**Your task:**
Out of the data below, copy every line with the string "DirectoryFra".

--- Material for the task Enclosed Below ---

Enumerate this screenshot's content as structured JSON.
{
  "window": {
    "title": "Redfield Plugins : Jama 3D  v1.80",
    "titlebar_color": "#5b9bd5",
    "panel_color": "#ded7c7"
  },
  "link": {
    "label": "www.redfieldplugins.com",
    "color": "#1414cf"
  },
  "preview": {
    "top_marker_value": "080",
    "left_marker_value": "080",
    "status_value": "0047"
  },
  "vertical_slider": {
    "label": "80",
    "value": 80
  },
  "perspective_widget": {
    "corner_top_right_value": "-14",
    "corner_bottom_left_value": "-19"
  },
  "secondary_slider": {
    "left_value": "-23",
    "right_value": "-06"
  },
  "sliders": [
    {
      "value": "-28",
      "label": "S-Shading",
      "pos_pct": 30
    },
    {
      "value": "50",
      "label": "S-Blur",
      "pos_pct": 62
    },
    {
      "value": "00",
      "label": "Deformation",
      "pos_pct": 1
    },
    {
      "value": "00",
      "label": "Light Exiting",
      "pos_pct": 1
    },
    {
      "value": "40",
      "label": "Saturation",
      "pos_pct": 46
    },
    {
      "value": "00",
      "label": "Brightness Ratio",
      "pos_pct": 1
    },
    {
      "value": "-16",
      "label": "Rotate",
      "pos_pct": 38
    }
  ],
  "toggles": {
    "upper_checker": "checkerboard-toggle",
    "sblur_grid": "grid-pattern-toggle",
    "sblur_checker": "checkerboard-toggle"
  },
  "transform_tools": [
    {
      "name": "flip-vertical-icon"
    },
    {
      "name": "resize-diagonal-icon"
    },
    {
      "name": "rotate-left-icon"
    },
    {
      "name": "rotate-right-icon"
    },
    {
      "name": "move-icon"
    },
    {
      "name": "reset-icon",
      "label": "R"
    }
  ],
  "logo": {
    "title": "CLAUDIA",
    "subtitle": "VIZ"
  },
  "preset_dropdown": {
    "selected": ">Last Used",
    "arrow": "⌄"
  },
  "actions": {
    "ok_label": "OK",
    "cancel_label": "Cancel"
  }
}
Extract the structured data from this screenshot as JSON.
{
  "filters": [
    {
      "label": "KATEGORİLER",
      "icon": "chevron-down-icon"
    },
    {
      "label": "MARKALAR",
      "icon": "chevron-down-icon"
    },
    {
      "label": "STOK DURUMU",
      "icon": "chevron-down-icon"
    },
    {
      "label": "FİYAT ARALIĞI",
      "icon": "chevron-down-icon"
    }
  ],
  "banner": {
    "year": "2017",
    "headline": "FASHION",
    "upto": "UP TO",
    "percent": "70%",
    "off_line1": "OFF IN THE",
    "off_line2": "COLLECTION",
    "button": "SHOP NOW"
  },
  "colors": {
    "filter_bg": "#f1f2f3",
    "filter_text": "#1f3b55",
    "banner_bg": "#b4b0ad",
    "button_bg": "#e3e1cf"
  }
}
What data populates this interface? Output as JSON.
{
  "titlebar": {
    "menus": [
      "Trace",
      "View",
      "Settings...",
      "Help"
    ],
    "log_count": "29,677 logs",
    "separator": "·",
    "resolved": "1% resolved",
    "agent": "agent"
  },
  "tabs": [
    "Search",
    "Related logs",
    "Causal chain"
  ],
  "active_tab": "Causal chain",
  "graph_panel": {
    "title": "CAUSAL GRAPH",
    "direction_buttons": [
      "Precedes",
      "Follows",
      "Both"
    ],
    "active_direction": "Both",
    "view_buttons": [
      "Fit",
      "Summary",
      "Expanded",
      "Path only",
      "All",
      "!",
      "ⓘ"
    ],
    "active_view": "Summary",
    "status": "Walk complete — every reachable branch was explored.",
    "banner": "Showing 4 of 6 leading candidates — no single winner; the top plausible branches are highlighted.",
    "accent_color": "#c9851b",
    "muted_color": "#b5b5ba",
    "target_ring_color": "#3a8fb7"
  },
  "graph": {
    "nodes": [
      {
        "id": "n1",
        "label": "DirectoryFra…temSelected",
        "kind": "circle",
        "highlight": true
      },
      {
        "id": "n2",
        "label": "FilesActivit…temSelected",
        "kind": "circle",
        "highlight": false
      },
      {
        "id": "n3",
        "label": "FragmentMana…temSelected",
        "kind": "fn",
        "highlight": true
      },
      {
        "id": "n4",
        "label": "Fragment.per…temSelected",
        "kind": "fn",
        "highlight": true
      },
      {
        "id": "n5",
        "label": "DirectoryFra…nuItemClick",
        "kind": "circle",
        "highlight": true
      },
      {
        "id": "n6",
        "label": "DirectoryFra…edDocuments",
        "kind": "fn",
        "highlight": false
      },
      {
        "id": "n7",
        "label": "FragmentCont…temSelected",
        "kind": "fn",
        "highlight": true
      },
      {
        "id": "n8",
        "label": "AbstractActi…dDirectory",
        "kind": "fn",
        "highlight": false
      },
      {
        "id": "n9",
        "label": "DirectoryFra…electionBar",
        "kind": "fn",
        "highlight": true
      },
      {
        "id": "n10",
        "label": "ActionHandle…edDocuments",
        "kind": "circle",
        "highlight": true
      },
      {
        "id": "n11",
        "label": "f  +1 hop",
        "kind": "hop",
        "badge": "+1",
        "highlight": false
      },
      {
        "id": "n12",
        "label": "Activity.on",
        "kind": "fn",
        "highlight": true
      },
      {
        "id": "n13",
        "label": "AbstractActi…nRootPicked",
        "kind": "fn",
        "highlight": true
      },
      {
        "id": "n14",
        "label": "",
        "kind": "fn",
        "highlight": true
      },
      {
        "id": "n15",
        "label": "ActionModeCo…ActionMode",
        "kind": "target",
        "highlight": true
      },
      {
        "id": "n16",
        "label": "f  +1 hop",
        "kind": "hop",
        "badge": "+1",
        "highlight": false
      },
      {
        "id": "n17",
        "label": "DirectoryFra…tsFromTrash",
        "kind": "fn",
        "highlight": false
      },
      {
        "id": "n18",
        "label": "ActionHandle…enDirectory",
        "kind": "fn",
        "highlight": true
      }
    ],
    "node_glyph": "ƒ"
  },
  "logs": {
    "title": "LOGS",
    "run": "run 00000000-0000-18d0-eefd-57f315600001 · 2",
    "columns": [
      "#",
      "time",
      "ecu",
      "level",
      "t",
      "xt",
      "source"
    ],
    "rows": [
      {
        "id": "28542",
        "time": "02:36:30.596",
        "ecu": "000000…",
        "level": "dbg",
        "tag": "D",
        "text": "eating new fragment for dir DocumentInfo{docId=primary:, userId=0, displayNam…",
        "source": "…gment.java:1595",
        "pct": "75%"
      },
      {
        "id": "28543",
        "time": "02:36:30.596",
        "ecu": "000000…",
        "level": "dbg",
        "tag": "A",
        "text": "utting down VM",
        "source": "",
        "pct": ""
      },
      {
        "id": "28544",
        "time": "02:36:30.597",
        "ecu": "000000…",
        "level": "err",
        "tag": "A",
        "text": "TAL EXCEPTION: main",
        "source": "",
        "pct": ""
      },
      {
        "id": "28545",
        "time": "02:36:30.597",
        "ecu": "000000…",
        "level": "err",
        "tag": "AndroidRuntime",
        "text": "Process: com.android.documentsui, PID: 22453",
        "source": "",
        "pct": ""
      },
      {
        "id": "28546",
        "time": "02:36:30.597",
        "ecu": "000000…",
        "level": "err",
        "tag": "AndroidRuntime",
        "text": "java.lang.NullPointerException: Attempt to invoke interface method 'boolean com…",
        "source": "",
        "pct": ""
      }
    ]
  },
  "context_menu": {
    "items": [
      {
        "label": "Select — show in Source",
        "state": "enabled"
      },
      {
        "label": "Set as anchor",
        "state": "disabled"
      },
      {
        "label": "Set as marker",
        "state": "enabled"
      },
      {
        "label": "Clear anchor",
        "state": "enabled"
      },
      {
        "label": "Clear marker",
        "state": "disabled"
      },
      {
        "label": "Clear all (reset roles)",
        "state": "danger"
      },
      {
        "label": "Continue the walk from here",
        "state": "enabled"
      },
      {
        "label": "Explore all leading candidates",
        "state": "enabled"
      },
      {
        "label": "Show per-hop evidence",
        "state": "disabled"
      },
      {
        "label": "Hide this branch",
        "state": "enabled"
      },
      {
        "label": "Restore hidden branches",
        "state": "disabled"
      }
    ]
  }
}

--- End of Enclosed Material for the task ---

**Exercise output:**
        "label": "DirectoryFra…temSelected",
        "label": "DirectoryFra…nuItemClick",
        "label": "DirectoryFra…edDocuments",
        "label": "DirectoryFra…electionBar",
        "label": "DirectoryFra…tsFromTrash",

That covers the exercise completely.